Interaction of Biological Molecules with Clay Minerals: A Combined Spectroscopic and Sorption Study of Lysozyme on Saponite
Date of this Version1-10-2012
Langmuir, 2012, 28 (1), pp 611–619

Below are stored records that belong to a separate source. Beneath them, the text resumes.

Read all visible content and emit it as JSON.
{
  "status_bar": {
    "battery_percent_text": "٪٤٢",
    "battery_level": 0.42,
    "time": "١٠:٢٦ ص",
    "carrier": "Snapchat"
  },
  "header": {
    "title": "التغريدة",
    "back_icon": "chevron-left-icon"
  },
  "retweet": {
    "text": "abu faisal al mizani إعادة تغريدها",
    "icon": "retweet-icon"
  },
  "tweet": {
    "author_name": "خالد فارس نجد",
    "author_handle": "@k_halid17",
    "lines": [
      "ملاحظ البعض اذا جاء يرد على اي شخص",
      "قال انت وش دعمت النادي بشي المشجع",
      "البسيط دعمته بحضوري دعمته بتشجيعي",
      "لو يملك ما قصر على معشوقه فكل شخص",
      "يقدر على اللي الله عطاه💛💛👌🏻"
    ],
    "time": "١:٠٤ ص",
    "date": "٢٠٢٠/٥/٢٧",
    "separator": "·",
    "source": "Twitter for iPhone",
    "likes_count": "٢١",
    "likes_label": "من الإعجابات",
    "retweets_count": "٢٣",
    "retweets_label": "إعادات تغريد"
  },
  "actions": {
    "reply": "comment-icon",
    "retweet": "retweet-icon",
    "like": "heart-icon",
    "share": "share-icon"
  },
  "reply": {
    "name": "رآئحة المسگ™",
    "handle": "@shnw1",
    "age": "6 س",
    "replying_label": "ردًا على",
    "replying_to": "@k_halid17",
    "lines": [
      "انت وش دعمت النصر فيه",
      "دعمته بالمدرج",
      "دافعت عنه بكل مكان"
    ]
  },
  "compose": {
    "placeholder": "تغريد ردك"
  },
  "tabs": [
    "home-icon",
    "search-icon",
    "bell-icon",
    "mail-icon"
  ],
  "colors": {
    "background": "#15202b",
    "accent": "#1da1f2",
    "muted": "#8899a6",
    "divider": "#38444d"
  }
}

The interaction of hen egg white lysozyme (HEWL) with Na- and Cs-exchanged saponite was investigated using sorption, structural, and spectroscopic methods as a model system to study clay protein interactions. HEWL sorption to Na- and Cs-saponite was determined using the bicinchoninic acid (BCA) assay, thermogravimetric analysis, and C and N analysis. For Na-saponite, the TGA and elemental analysis-derived sorption maximum was 600 mg/g corresponding to a surface coverage of 0.85 ng/mm(2) with HEWL occupying 526 m(2)/g based on a cross-sectional area of 13.5 nm(2)/molecule. HEWL sorption on Na-saponite was accompanied by the release of 9.5 Na+ ions for every molecule of HEWL sorbed consistent with an ion exchange mechanism between the positively charged HEWL (IEP 11) and the negatively charged saponite surface. The d-spacing of the HEWL Na-saponite complex increased to a value of 4.4 nm consistent with the crystallographic dimensions of HEWL of 3 x 3 x 4.5 nm. In the case of Cs-saponite, there was no evidence of interlayer sorption; however, sorption of HEWL to the "external" surface of Cs-saponite showed a high affinity isotherm. FTIR and Raman analysis of the amide I region of the HEWL saponite films prepared from water and D2O showed little perturbation to the secondary structure of the protein. The overall hydrophilic nature of the HEWL-Na-saponite complex was determined by water vapor sorption measurements. The clay retained its hydrophilic character with a water content of 18% at high humidity corresponding to 240 H2O molecules per molecule of HEWL.
Nanoscience and Nanotechnology